Problem description -
Write out every entry below exactly as it appears. Pictures do not belong in the copy.
━━━━━━━━
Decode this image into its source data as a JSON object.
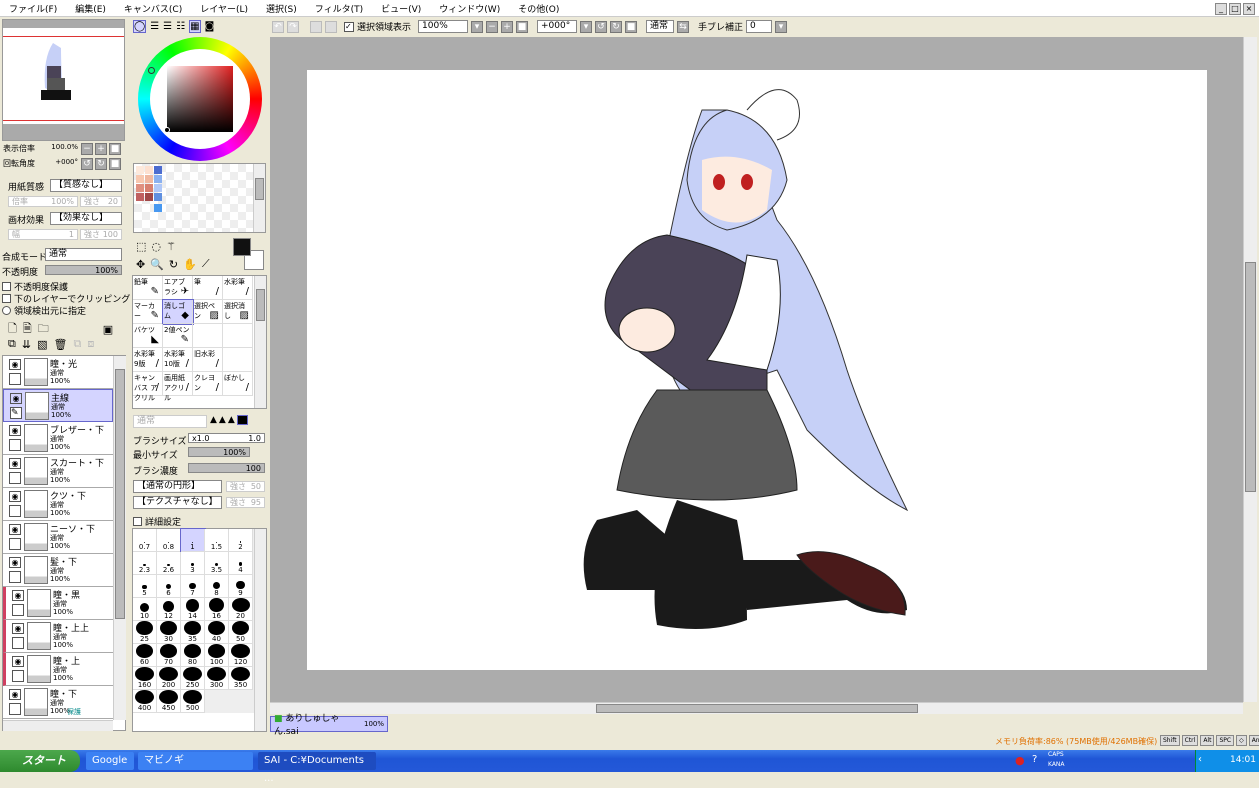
{
  "menu": [
    "ファイル(F)",
    "編集(E)",
    "キャンバス(C)",
    "レイヤー(L)",
    "選択(S)",
    "フィルタ(T)",
    "ビュー(V)",
    "ウィンドウ(W)",
    "その他(O)"
  ],
  "navigator": {
    "zoom_label": "表示倍率",
    "zoom_value": "100.0%",
    "rotate_label": "回転角度",
    "rotate_value": "+000°"
  },
  "paper": {
    "texture_label": "用紙質感",
    "texture_value": "【質感なし】",
    "scale_label": "倍率",
    "scale_value": "100%",
    "strength_label": "強さ",
    "strength_value": "20",
    "effect_label": "画材効果",
    "effect_value": "【効果なし】",
    "width_label": "幅",
    "width_value": "1",
    "strength2_label": "強さ",
    "strength2_value": "100"
  },
  "layer_props": {
    "blend_label": "合成モード",
    "blend_value": "通常",
    "opacity_label": "不透明度",
    "opacity_value": "100%",
    "opacity_fraction": 1.0,
    "preserve_opacity": "不透明度保護",
    "clipping": "下のレイヤーでクリッピング",
    "selection_source": "領域検出元に指定"
  },
  "layers": [
    {
      "name": "瞳・光",
      "mode": "通常",
      "opacity": "100%"
    },
    {
      "name": "主線",
      "mode": "通常",
      "opacity": "100%",
      "active": true
    },
    {
      "name": "ブレザー・下",
      "mode": "通常",
      "opacity": "100%"
    },
    {
      "name": "スカート・下",
      "mode": "通常",
      "opacity": "100%"
    },
    {
      "name": "クツ・下",
      "mode": "通常",
      "opacity": "100%"
    },
    {
      "name": "ニーソ・下",
      "mode": "通常",
      "opacity": "100%"
    },
    {
      "name": "髪・下",
      "mode": "通常",
      "opacity": "100%"
    },
    {
      "name": "瞳・黒",
      "mode": "通常",
      "opacity": "100%",
      "clip": true
    },
    {
      "name": "瞳・上上",
      "mode": "通常",
      "opacity": "100%",
      "clip": true
    },
    {
      "name": "瞳・上",
      "mode": "通常",
      "opacity": "100%",
      "clip": true
    },
    {
      "name": "瞳・下",
      "mode": "通常",
      "opacity": "100%",
      "extra": "保護"
    }
  ],
  "tools": [
    {
      "label": "鉛筆",
      "icon": "✎"
    },
    {
      "label": "エアブラシ",
      "icon": "✈"
    },
    {
      "label": "筆",
      "icon": "/"
    },
    {
      "label": "水彩筆",
      "icon": "/"
    },
    {
      "label": "マーカー",
      "icon": "✎"
    },
    {
      "label": "消しゴム",
      "icon": "◆",
      "active": true
    },
    {
      "label": "選択ペン",
      "icon": "▨"
    },
    {
      "label": "選択消し",
      "icon": "▨"
    },
    {
      "label": "バケツ",
      "icon": "◣"
    },
    {
      "label": "2値ペン",
      "icon": "✎"
    },
    {
      "label": "",
      "icon": ""
    },
    {
      "label": "",
      "icon": ""
    },
    {
      "label": "水彩筆 9版",
      "icon": "/"
    },
    {
      "label": "水彩筆 10版",
      "icon": "/"
    },
    {
      "label": "旧水彩",
      "icon": "/"
    },
    {
      "label": "",
      "icon": ""
    },
    {
      "label": "キャンバス アクリル",
      "icon": "/"
    },
    {
      "label": "画用紙 アクリル",
      "icon": "/"
    },
    {
      "label": "クレヨン",
      "icon": "/"
    },
    {
      "label": "ぼかし",
      "icon": "/"
    }
  ],
  "brush": {
    "mode": "通常",
    "size_label": "ブラシサイズ",
    "size_mult": "x1.0",
    "size_value": "1.0",
    "min_label": "最小サイズ",
    "min_value": "100%",
    "density_label": "ブラシ濃度",
    "density_value": "100",
    "shape": "【通常の円形】",
    "shape_strength_label": "強さ",
    "shape_strength": "50",
    "texture": "【テクスチャなし】",
    "texture_strength_label": "強さ",
    "texture_strength": "95",
    "advanced": "詳細設定"
  },
  "brush_sizes": [
    "0.7",
    "0.8",
    "1",
    "1.5",
    "2",
    "2.3",
    "2.6",
    "3",
    "3.5",
    "4",
    "5",
    "6",
    "7",
    "8",
    "9",
    "10",
    "12",
    "14",
    "16",
    "20",
    "25",
    "30",
    "35",
    "40",
    "50",
    "60",
    "70",
    "80",
    "100",
    "120",
    "160",
    "200",
    "250",
    "300",
    "350",
    "400",
    "450",
    "500"
  ],
  "active_brush_size": "1",
  "toolbar": {
    "show_selection": "選択領域表示",
    "zoom": "100%",
    "rotation": "+000°",
    "mode": "通常",
    "stabilizer_label": "手ブレ補正",
    "stabilizer": "0"
  },
  "document_tab": {
    "name": "ありしゅしゃん.sai",
    "zoom": "100%"
  },
  "status": {
    "memory": "メモリ負荷率:86% (75MB使用/426MB確保)",
    "keys": [
      "Shift",
      "Ctrl",
      "Alt",
      "SPC",
      "◇",
      "Any",
      "✎"
    ]
  },
  "taskbar": {
    "start": "スタート",
    "items": [
      "Google",
      "マビノギ",
      "SAI - C:¥Documents ..."
    ],
    "ime_top": "CAPS",
    "ime_bottom": "KANA",
    "clock": "14:01"
  },
  "colors": {
    "hair": "#c6d0f7",
    "vest": "#4a4357",
    "skirt": "#5a5a5a",
    "stocking": "#1a1a1a",
    "skin": "#fdebe0",
    "shoe": "#4a1a1a",
    "accent": "#d4d4ff"
  }
}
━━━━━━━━
Answer below -
Decode this image into its source data as a JSON object.
{
  "menu": [
    "ファイル(F)",
    "編集(E)",
    "キャンバス(C)",
    "レイヤー(L)",
    "選択(S)",
    "フィルタ(T)",
    "ビュー(V)",
    "ウィンドウ(W)",
    "その他(O)"
  ],
  "navigator": {
    "zoom_label": "表示倍率",
    "zoom_value": "100.0%",
    "rotate_label": "回転角度",
    "rotate_value": "+000°"
  },
  "paper": {
    "texture_label": "用紙質感",
    "texture_value": "【質感なし】",
    "scale_label": "倍率",
    "scale_value": "100%",
    "strength_label": "強さ",
    "strength_value": "20",
    "effect_label": "画材効果",
    "effect_value": "【効果なし】",
    "width_label": "幅",
    "width_value": "1",
    "strength2_label": "強さ",
    "strength2_value": "100"
  },
  "layer_props": {
    "blend_label": "合成モード",
    "blend_value": "通常",
    "opacity_label": "不透明度",
    "opacity_value": "100%",
    "opacity_fraction": 1.0,
    "preserve_opacity": "不透明度保護",
    "clipping": "下のレイヤーでクリッピング",
    "selection_source": "領域検出元に指定"
  },
  "layers": [
    {
      "name": "瞳・光",
      "mode": "通常",
      "opacity": "100%"
    },
    {
      "name": "主線",
      "mode": "通常",
      "opacity": "100%",
      "active": true
    },
    {
      "name": "ブレザー・下",
      "mode": "通常",
      "opacity": "100%"
    },
    {
      "name": "スカート・下",
      "mode": "通常",
      "opacity": "100%"
    },
    {
      "name": "クツ・下",
      "mode": "通常",
      "opacity": "100%"
    },
    {
      "name": "ニーソ・下",
      "mode": "通常",
      "opacity": "100%"
    },
    {
      "name": "髪・下",
      "mode": "通常",
      "opacity": "100%"
    },
    {
      "name": "瞳・黒",
      "mode": "通常",
      "opacity": "100%",
      "clip": true
    },
    {
      "name": "瞳・上上",
      "mode": "通常",
      "opacity": "100%",
      "clip": true
    },
    {
      "name": "瞳・上",
      "mode": "通常",
      "opacity": "100%",
      "clip": true
    },
    {
      "name": "瞳・下",
      "mode": "通常",
      "opacity": "100%",
      "extra": "保護"
    }
  ],
  "tools": [
    {
      "label": "鉛筆",
      "icon": "✎"
    },
    {
      "label": "エアブラシ",
      "icon": "✈"
    },
    {
      "label": "筆",
      "icon": "/"
    },
    {
      "label": "水彩筆",
      "icon": "/"
    },
    {
      "label": "マーカー",
      "icon": "✎"
    },
    {
      "label": "消しゴム",
      "icon": "◆",
      "active": true
    },
    {
      "label": "選択ペン",
      "icon": "▨"
    },
    {
      "label": "選択消し",
      "icon": "▨"
    },
    {
      "label": "バケツ",
      "icon": "◣"
    },
    {
      "label": "2値ペン",
      "icon": "✎"
    },
    {
      "label": "",
      "icon": ""
    },
    {
      "label": "",
      "icon": ""
    },
    {
      "label": "水彩筆 9版",
      "icon": "/"
    },
    {
      "label": "水彩筆 10版",
      "icon": "/"
    },
    {
      "label": "旧水彩",
      "icon": "/"
    },
    {
      "label": "",
      "icon": ""
    },
    {
      "label": "キャンバス アクリル",
      "icon": "/"
    },
    {
      "label": "画用紙 アクリル",
      "icon": "/"
    },
    {
      "label": "クレヨン",
      "icon": "/"
    },
    {
      "label": "ぼかし",
      "icon": "/"
    }
  ],
  "brush": {
    "mode": "通常",
    "size_label": "ブラシサイズ",
    "size_mult": "x1.0",
    "size_value": "1.0",
    "min_label": "最小サイズ",
    "min_value": "100%",
    "density_label": "ブラシ濃度",
    "density_value": "100",
    "shape": "【通常の円形】",
    "shape_strength_label": "強さ",
    "shape_strength": "50",
    "texture": "【テクスチャなし】",
    "texture_strength_label": "強さ",
    "texture_strength": "95",
    "advanced": "詳細設定"
  },
  "brush_sizes": [
    "0.7",
    "0.8",
    "1",
    "1.5",
    "2",
    "2.3",
    "2.6",
    "3",
    "3.5",
    "4",
    "5",
    "6",
    "7",
    "8",
    "9",
    "10",
    "12",
    "14",
    "16",
    "20",
    "25",
    "30",
    "35",
    "40",
    "50",
    "60",
    "70",
    "80",
    "100",
    "120",
    "160",
    "200",
    "250",
    "300",
    "350",
    "400",
    "450",
    "500"
  ],
  "active_brush_size": "1",
  "toolbar": {
    "show_selection": "選択領域表示",
    "zoom": "100%",
    "rotation": "+000°",
    "mode": "通常",
    "stabilizer_label": "手ブレ補正",
    "stabilizer": "0"
  },
  "document_tab": {
    "name": "ありしゅしゃん.sai",
    "zoom": "100%"
  },
  "status": {
    "memory": "メモリ負荷率:86% (75MB使用/426MB確保)",
    "keys": [
      "Shift",
      "Ctrl",
      "Alt",
      "SPC",
      "◇",
      "Any",
      "✎"
    ]
  },
  "taskbar": {
    "start": "スタート",
    "items": [
      "Google",
      "マビノギ",
      "SAI - C:¥Documents ..."
    ],
    "ime_top": "CAPS",
    "ime_bottom": "KANA",
    "clock": "14:01"
  },
  "colors": {
    "hair": "#c6d0f7",
    "vest": "#4a4357",
    "skirt": "#5a5a5a",
    "stocking": "#1a1a1a",
    "skin": "#fdebe0",
    "shoe": "#4a1a1a",
    "accent": "#d4d4ff"
  }
}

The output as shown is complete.